Problem requirements. Each line of the entries below that holds "color" is needed, copied in full.

Dataset content.
"""

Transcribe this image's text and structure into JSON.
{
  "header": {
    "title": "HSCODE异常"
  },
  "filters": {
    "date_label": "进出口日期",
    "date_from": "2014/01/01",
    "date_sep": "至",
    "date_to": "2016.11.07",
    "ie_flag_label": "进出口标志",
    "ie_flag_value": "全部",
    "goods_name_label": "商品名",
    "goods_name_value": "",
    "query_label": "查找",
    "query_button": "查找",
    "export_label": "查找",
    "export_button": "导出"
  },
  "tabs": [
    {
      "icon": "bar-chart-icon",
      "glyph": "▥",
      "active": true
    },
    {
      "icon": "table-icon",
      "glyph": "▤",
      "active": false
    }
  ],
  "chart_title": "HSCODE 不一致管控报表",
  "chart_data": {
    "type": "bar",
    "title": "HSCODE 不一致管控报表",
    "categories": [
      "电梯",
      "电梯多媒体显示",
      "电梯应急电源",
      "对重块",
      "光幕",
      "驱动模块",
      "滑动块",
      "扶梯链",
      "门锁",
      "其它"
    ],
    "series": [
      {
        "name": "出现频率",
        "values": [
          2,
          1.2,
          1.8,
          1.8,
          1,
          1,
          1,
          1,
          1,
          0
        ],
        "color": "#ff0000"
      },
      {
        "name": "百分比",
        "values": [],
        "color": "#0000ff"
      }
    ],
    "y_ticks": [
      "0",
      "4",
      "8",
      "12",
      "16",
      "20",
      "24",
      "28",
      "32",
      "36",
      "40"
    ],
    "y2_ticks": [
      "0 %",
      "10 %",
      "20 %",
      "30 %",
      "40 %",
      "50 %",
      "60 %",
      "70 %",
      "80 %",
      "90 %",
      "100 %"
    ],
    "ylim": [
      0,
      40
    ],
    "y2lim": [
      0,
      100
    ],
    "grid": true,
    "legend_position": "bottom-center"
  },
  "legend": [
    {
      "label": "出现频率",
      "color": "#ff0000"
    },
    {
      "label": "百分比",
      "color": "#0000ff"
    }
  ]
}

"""

Answer to this task.
        "color": "#ff0000"
        "color": "#0000ff"
      "color": "#ff0000"
      "color": "#0000ff"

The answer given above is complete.